Interface dataset entries
--*--
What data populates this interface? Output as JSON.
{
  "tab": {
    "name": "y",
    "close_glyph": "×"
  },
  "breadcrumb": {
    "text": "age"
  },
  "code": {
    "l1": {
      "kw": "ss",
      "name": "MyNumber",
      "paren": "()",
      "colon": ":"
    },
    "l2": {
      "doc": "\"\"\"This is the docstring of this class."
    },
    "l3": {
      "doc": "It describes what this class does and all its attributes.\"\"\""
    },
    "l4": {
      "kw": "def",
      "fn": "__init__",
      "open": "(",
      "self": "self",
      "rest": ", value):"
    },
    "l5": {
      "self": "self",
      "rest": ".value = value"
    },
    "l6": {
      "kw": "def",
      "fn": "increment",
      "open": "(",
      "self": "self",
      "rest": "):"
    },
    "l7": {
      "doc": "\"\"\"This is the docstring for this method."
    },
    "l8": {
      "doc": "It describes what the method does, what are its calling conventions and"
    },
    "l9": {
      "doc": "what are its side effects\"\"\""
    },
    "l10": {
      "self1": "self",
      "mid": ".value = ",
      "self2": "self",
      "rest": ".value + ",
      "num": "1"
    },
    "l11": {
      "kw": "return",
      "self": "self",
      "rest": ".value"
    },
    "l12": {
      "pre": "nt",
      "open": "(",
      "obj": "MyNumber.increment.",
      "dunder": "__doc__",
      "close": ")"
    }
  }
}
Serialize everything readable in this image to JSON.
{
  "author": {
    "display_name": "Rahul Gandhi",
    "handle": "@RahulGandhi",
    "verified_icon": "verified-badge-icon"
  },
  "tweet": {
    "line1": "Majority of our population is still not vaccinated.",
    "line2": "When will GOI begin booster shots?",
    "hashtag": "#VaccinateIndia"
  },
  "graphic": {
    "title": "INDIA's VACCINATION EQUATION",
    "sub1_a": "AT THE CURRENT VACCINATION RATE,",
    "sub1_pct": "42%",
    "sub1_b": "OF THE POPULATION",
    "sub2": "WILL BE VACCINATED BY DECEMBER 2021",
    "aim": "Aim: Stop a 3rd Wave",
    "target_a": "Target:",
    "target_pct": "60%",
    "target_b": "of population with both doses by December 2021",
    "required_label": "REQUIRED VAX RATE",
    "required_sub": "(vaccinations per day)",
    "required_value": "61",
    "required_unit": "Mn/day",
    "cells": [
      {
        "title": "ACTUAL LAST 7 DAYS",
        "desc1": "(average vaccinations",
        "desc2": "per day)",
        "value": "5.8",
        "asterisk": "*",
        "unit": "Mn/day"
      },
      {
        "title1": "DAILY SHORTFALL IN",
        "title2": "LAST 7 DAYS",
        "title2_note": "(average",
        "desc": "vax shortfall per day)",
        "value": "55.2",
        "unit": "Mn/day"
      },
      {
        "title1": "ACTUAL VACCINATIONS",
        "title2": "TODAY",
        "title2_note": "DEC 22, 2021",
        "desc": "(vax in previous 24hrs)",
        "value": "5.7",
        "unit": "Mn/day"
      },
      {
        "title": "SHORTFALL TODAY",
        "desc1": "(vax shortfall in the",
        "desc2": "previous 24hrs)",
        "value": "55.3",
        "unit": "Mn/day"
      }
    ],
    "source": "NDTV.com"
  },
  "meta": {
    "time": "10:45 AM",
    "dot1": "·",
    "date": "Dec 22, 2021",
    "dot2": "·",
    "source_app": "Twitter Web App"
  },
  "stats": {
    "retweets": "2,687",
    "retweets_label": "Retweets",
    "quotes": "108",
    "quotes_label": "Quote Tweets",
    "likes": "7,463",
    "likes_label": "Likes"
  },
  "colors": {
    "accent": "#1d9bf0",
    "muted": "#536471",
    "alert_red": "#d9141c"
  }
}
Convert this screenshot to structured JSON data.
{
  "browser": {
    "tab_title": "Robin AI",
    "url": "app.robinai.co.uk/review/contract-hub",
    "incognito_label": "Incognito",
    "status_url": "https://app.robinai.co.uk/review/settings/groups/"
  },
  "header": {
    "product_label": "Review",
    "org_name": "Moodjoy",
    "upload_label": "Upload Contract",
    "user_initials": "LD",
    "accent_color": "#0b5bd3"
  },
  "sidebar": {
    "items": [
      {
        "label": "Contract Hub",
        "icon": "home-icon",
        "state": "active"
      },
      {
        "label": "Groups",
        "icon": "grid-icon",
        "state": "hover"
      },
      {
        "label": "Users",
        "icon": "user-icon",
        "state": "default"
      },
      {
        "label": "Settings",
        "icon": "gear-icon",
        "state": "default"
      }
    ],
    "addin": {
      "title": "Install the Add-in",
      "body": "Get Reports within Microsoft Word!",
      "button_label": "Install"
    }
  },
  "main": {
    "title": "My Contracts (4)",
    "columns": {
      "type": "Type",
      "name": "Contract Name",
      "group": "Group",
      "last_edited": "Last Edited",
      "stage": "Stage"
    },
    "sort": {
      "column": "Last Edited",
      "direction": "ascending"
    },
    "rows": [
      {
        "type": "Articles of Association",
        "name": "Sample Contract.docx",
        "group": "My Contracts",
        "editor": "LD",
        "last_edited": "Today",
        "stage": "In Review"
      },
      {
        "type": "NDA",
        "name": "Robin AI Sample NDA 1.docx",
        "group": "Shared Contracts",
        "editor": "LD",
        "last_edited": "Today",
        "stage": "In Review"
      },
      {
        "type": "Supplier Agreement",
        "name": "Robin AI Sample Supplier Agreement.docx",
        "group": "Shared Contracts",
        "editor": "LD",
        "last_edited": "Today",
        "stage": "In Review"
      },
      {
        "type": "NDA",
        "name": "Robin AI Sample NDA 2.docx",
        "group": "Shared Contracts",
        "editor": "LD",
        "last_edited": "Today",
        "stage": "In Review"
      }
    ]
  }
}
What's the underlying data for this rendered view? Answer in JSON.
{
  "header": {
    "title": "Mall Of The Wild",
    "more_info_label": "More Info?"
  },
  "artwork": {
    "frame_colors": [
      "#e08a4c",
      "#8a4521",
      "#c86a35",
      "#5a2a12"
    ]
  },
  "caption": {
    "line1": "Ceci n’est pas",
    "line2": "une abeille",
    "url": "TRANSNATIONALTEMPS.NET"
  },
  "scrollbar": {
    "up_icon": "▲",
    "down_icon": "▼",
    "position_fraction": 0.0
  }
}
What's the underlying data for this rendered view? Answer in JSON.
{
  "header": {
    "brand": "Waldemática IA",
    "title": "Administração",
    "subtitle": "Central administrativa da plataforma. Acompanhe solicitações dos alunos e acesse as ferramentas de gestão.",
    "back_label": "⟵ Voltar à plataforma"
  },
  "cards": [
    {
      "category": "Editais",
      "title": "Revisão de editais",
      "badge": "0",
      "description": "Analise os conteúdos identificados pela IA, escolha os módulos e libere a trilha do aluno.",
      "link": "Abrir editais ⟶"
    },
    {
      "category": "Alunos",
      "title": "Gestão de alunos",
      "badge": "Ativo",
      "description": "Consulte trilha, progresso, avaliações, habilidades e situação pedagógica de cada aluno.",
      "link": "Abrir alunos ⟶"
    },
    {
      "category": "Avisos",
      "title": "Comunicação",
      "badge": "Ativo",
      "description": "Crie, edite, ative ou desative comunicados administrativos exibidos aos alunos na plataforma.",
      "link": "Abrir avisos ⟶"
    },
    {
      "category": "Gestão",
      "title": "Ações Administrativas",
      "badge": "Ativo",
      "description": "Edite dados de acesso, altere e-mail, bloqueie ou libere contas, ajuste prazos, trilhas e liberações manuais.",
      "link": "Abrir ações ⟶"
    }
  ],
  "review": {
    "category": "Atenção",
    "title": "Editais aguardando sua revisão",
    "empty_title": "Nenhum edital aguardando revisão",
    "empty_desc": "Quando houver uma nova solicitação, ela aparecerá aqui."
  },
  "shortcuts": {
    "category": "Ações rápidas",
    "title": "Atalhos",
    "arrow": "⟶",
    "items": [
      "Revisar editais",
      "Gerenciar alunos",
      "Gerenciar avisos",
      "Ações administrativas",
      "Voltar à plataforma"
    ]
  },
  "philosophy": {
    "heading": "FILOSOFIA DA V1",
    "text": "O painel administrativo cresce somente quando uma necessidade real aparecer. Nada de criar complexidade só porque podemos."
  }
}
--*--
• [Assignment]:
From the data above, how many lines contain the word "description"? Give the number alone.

• [Answer section]:
4